Tally up the lines below that include the word "title". Answer with the number alone.

---- DATA EXTRACT

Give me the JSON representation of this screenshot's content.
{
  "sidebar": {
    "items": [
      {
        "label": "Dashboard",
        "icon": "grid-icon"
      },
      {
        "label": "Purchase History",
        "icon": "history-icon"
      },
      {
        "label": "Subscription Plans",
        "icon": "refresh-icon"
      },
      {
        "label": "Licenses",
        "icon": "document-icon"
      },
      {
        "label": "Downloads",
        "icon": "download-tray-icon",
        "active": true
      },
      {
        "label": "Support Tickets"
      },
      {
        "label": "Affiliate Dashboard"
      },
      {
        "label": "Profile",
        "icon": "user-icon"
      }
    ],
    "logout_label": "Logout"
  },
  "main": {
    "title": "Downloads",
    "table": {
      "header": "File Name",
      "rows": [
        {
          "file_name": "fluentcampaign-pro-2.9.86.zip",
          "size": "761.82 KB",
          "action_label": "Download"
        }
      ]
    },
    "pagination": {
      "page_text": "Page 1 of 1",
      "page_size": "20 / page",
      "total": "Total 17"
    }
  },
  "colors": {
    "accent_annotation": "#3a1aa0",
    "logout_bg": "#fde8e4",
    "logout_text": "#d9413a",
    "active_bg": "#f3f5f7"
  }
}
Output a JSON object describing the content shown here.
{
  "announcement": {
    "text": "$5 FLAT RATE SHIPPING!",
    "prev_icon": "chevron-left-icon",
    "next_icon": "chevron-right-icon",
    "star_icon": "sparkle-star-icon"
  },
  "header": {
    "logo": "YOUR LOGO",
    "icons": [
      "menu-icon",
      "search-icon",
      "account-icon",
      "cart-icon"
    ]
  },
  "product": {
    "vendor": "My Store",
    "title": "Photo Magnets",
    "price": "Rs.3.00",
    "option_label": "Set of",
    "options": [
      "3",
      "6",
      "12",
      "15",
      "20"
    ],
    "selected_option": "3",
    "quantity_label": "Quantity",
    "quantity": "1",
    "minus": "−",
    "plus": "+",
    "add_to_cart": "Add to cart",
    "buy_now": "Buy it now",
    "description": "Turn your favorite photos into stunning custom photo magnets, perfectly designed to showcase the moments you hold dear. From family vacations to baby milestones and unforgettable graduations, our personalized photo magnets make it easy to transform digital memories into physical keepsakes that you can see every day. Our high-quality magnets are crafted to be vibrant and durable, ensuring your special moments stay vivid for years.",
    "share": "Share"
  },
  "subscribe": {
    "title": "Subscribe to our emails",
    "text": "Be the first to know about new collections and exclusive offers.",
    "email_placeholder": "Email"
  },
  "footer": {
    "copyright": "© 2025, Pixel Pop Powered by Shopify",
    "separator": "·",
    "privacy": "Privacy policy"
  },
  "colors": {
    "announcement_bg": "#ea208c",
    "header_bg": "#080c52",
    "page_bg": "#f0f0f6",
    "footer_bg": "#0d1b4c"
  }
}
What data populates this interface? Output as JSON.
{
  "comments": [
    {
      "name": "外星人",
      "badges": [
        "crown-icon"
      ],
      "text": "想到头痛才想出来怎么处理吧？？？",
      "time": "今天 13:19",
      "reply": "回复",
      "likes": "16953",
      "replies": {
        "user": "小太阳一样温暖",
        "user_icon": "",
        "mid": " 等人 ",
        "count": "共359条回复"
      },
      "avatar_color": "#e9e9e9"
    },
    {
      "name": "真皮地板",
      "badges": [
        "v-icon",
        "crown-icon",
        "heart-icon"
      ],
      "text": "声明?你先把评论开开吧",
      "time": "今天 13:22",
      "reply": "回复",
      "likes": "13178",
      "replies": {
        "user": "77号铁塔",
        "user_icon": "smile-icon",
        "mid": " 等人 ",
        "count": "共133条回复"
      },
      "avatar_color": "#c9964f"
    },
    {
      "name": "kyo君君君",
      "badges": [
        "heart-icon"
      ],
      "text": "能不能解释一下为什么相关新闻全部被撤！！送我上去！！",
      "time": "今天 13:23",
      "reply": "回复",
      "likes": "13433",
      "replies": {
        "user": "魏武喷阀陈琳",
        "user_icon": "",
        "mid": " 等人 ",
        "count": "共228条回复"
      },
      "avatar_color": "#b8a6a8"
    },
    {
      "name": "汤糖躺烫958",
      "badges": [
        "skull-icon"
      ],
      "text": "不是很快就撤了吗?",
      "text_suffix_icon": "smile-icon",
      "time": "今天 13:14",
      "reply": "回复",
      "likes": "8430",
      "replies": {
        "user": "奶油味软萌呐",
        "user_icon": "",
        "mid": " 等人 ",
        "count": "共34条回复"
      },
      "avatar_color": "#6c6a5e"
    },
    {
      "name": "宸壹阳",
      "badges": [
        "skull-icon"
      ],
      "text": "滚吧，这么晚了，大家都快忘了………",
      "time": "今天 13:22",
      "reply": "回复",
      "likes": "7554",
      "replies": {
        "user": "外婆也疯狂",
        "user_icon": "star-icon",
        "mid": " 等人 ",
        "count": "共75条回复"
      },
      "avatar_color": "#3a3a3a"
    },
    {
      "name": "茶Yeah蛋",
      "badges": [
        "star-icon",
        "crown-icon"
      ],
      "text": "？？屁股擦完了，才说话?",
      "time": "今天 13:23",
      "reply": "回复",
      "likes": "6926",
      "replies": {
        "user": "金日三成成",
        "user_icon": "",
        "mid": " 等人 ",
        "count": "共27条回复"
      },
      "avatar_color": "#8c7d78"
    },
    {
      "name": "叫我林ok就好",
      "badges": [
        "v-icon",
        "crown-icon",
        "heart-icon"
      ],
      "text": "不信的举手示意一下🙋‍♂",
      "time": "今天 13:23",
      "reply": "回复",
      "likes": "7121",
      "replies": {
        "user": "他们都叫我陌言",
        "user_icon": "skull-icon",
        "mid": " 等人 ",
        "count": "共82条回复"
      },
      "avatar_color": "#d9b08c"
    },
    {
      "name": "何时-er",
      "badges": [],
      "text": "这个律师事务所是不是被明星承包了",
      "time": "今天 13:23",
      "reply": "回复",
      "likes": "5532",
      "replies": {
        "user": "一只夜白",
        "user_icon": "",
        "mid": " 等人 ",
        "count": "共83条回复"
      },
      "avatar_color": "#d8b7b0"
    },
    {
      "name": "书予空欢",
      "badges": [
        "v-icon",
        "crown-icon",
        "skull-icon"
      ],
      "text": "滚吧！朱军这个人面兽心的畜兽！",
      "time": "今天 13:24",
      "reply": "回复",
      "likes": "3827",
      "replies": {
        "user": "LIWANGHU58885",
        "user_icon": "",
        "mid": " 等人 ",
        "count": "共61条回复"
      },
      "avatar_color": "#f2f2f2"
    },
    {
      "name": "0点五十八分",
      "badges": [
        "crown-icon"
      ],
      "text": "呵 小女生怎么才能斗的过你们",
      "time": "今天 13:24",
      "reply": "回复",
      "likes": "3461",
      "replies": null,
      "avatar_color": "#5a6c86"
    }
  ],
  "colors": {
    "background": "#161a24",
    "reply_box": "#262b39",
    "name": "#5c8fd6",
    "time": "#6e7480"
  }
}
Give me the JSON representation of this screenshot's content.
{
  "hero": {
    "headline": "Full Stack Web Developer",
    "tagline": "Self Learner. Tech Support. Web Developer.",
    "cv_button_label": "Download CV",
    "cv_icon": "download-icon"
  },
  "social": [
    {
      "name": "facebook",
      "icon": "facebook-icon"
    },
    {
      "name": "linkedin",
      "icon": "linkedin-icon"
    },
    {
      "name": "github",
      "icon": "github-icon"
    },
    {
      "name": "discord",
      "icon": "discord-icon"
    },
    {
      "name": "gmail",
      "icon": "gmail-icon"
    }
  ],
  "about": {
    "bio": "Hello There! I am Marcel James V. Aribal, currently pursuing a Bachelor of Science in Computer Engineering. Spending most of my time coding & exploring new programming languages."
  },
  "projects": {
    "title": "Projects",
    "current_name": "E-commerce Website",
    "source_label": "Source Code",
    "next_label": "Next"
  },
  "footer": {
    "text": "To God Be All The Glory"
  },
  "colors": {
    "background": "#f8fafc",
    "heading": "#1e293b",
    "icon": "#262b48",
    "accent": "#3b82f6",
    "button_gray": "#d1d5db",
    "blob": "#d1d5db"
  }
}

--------

- **TASK SOLUTION**:
4